8:00 a.m. E.T.
My “Morning Joe” colloquy with Dan Senor:
MARK HALPERIN: Go back to immigration. Obviously, Marco Rubio has been outspoken there, although he failed to come forward with a big plan during the campaign. Who are the other Republicans you think can or should step forward and be partners with the President on comprehensive immigration reform?
DAN SENOR: In addition to Marco, I think Ted Cruz could be a player. Obviously, Lindsey Graham and John McCain. I think people like Paul Ryan in the House. People who come out of a sort-of Reagan-esque, Kemp-esque, pro-growth camp within the Republican Party that tends to be very progressive on immigration. I think there’s a big opportunity for them to weigh in on the debate.
MARK HALPERIN: So, obviously, when people talk comprehensive reform, the big issue, a big issue, probably the biggest, is, is there a path to citizenship for people who are here? Governor Romney was very firm on that point. Did he leave the party, on immigration, in a bad place?

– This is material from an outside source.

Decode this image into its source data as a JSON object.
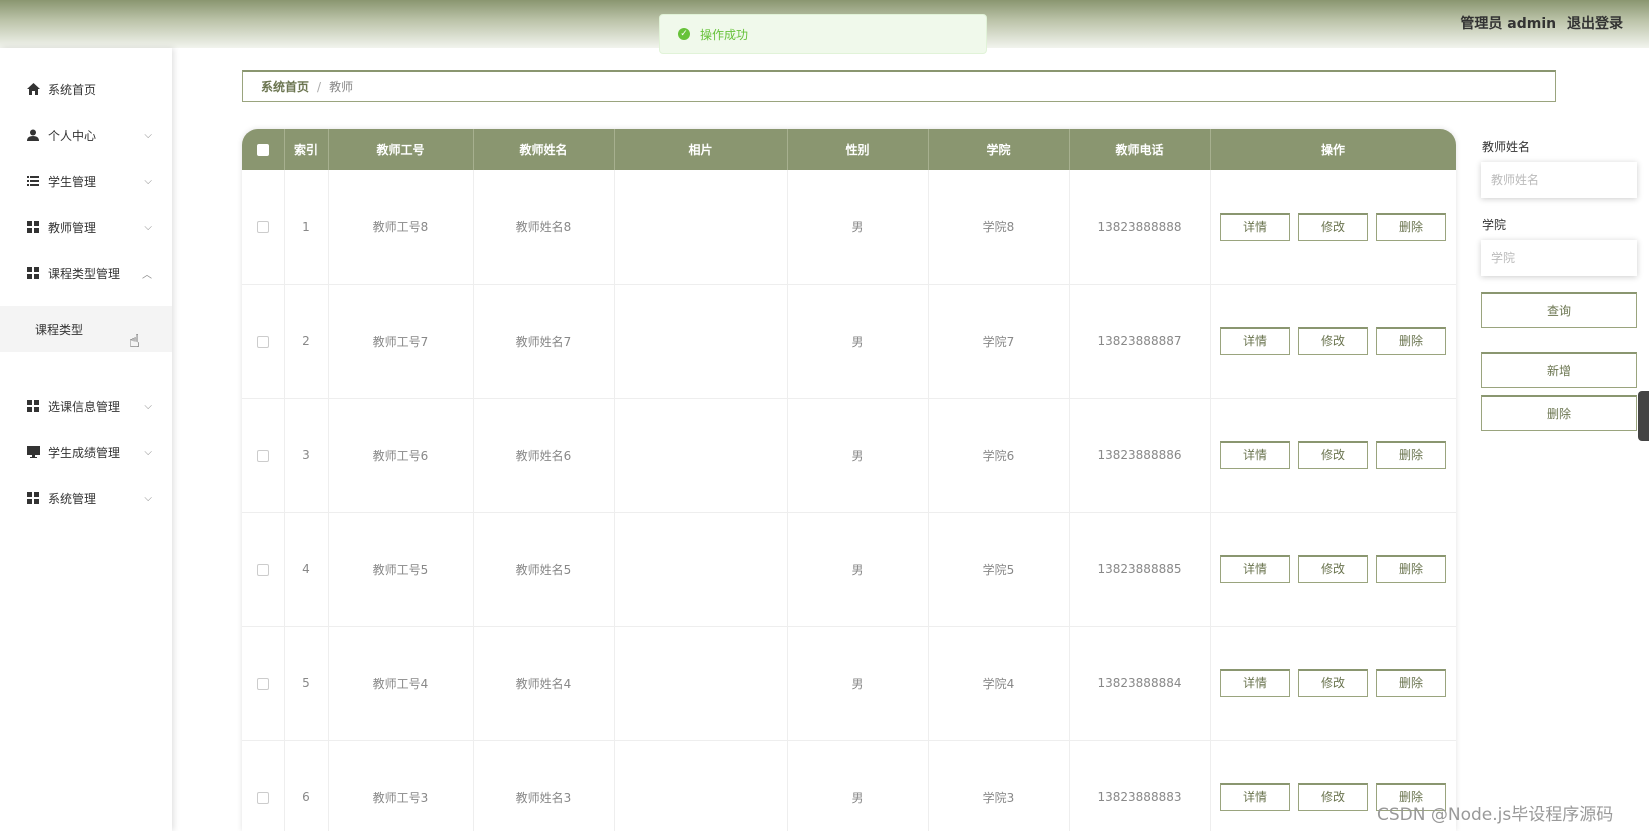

DAN SENOR: I think the party has been suffering on the issue of immigration for years. I think the problem transcends Mitt Romney. I don’t think his position helped the Republican problem but I think it predates him. I think the failure of McCain-Kennedy was something Republicans got blamed for. I think, in the 1990s, there were some really nasty debates and very few Republican voices willing to stand up on the side of immigration reform. So, I think we’ve been suffering. Look, there’s this sort-of nativist, isolationist, protectionist strand within the Republican Party that has been very active in Republican politics, across the country, for about 20 years. I’m sure Joe saw it in Pensacola and the Panhandle. It’s across the country and we have failed to deal with it. And, so, I think Romney’s position added to it but it was not the root of the problem.
Watch the video above.